▼▼▼
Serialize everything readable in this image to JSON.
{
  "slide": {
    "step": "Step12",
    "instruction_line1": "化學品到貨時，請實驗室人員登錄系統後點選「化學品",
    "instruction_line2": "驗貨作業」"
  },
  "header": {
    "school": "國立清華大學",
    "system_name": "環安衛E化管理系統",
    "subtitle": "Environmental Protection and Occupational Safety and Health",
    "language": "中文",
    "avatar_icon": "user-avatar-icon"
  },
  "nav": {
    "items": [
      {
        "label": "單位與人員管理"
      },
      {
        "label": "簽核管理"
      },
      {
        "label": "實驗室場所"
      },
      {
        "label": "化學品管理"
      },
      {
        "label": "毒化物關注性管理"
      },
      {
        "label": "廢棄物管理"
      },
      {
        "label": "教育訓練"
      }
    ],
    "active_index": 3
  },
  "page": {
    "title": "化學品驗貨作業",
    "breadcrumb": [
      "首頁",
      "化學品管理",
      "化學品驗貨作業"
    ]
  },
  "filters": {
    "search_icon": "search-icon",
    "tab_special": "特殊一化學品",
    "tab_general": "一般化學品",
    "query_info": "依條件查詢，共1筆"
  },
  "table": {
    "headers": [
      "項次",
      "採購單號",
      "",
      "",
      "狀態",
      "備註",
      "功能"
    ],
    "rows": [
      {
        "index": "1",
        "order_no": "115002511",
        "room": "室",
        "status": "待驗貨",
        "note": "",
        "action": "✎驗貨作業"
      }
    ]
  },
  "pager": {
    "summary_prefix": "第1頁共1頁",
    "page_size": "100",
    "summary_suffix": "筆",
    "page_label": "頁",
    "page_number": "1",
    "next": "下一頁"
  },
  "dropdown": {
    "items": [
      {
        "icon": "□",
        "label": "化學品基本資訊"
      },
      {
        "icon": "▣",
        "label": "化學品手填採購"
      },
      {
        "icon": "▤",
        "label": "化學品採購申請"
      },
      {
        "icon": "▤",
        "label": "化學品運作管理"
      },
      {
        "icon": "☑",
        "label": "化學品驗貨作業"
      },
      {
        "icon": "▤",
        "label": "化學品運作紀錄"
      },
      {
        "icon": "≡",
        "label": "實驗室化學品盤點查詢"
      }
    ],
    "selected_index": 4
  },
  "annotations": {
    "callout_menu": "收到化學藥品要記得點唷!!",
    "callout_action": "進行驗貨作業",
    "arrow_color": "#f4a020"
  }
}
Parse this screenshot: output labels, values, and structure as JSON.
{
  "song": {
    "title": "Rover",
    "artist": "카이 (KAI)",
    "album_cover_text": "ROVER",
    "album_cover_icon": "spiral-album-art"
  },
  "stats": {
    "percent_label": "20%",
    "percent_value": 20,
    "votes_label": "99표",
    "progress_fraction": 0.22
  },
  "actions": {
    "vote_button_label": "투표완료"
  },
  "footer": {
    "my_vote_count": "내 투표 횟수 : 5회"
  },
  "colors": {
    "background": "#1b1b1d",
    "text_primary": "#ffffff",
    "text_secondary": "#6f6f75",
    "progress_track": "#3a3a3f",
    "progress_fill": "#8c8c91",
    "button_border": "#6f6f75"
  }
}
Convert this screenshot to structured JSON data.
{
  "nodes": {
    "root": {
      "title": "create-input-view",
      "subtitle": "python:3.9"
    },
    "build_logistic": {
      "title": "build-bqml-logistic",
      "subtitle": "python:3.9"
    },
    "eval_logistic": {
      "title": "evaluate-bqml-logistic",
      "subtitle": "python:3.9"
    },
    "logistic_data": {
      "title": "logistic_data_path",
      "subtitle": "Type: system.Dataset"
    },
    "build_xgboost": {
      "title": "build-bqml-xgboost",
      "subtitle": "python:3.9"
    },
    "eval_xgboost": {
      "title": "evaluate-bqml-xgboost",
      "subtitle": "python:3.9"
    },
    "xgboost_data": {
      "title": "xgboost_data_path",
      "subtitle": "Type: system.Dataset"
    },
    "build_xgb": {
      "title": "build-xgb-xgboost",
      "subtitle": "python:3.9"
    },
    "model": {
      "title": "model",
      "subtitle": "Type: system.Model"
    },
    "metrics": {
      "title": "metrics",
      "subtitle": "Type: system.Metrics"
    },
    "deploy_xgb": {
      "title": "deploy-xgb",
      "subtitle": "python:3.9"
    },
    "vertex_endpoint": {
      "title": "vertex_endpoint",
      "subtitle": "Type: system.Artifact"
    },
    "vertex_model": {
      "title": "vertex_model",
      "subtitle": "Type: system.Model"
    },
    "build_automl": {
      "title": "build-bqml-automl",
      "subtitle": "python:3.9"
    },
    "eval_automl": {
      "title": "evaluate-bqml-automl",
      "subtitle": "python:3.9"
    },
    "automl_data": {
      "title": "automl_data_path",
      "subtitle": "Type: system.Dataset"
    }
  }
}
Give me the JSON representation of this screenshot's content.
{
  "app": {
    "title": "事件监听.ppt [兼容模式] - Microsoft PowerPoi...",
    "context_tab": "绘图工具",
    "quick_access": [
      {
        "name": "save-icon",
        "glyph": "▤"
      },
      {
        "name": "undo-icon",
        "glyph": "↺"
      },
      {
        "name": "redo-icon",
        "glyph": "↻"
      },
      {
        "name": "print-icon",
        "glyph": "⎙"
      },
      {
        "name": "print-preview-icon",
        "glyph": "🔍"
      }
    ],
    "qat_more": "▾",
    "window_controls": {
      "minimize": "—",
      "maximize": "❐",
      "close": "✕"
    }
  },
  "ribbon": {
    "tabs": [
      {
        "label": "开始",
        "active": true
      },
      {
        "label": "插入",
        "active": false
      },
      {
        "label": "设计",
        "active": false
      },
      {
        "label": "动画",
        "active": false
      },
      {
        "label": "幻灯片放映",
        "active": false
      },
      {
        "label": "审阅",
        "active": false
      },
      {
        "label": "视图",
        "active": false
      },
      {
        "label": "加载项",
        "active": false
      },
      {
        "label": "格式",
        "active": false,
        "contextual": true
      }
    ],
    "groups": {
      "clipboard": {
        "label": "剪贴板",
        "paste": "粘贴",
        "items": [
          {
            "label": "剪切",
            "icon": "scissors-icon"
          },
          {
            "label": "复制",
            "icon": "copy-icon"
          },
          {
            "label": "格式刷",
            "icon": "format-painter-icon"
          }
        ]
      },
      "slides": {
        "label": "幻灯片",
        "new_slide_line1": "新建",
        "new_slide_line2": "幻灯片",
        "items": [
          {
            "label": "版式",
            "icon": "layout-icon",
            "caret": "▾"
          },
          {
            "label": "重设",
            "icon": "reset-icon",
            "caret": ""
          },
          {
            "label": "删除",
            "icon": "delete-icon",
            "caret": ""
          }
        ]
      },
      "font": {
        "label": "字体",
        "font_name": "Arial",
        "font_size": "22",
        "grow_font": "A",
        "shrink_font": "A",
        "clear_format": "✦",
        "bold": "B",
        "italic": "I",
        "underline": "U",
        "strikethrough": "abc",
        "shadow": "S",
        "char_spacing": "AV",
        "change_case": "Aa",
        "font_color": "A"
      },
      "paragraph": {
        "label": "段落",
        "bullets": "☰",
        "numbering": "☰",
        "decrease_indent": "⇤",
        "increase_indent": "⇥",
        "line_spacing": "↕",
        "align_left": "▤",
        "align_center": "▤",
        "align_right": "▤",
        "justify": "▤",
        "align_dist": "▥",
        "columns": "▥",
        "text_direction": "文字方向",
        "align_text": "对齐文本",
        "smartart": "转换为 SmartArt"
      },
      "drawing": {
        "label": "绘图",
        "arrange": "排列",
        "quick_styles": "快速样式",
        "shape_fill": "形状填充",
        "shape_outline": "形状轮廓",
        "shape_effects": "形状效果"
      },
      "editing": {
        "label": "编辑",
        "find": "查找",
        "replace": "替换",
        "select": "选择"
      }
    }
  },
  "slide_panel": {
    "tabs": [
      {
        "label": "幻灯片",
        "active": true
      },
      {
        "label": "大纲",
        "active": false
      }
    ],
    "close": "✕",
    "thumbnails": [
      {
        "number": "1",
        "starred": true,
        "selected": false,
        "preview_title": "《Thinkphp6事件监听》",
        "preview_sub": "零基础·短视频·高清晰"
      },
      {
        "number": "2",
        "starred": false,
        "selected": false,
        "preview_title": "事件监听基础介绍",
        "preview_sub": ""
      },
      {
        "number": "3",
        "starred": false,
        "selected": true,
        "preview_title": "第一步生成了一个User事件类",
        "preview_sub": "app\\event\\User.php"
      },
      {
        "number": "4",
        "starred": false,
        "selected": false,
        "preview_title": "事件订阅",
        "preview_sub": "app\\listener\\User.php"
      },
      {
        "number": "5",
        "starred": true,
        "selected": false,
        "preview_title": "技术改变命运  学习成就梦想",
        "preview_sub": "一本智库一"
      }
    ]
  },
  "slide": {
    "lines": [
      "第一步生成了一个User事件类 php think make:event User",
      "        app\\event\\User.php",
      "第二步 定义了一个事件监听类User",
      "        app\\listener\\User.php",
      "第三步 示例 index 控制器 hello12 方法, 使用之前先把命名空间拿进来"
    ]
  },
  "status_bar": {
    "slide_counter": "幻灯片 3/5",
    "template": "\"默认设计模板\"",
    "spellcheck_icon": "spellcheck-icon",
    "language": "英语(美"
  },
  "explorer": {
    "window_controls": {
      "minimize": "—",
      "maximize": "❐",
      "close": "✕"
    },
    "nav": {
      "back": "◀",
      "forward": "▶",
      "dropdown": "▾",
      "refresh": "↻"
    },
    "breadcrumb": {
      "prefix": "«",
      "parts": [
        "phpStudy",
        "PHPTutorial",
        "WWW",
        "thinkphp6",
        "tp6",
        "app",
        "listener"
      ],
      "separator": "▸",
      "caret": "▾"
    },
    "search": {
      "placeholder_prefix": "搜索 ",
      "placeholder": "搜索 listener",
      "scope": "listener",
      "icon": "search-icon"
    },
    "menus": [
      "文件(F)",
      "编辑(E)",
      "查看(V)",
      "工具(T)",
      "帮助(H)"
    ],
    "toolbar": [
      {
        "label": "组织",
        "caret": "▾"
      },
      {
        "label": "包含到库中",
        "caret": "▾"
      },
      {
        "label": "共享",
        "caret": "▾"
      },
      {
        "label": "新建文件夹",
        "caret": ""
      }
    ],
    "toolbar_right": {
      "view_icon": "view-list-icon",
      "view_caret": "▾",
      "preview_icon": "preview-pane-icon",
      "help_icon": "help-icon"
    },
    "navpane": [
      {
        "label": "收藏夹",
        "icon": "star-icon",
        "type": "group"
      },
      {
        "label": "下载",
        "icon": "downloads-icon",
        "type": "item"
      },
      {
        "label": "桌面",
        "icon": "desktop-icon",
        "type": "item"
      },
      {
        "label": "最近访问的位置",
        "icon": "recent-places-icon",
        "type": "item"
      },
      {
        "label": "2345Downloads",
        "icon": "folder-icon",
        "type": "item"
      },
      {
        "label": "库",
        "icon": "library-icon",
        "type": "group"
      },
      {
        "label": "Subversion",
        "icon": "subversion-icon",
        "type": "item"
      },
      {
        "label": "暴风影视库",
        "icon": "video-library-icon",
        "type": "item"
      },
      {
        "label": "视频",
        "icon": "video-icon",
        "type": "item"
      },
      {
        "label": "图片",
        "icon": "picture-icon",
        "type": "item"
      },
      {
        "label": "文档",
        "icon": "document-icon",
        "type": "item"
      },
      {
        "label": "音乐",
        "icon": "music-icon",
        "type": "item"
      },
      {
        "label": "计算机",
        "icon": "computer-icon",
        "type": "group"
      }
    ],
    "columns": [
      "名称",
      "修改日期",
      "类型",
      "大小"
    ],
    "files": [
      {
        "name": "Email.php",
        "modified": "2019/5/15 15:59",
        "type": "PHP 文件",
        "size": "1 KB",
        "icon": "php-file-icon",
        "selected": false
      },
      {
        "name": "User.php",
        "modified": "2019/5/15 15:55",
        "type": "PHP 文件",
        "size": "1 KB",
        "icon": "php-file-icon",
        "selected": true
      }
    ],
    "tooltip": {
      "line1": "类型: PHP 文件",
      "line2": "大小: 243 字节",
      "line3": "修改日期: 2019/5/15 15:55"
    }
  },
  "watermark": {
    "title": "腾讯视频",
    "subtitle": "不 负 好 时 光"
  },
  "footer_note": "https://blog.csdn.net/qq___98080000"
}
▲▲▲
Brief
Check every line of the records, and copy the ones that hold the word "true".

Response to the exercise
        "active": true
        "contextual": true
        "active": true
        "starred": true,
        "selected": true,
        "starred": true,
        "selected": true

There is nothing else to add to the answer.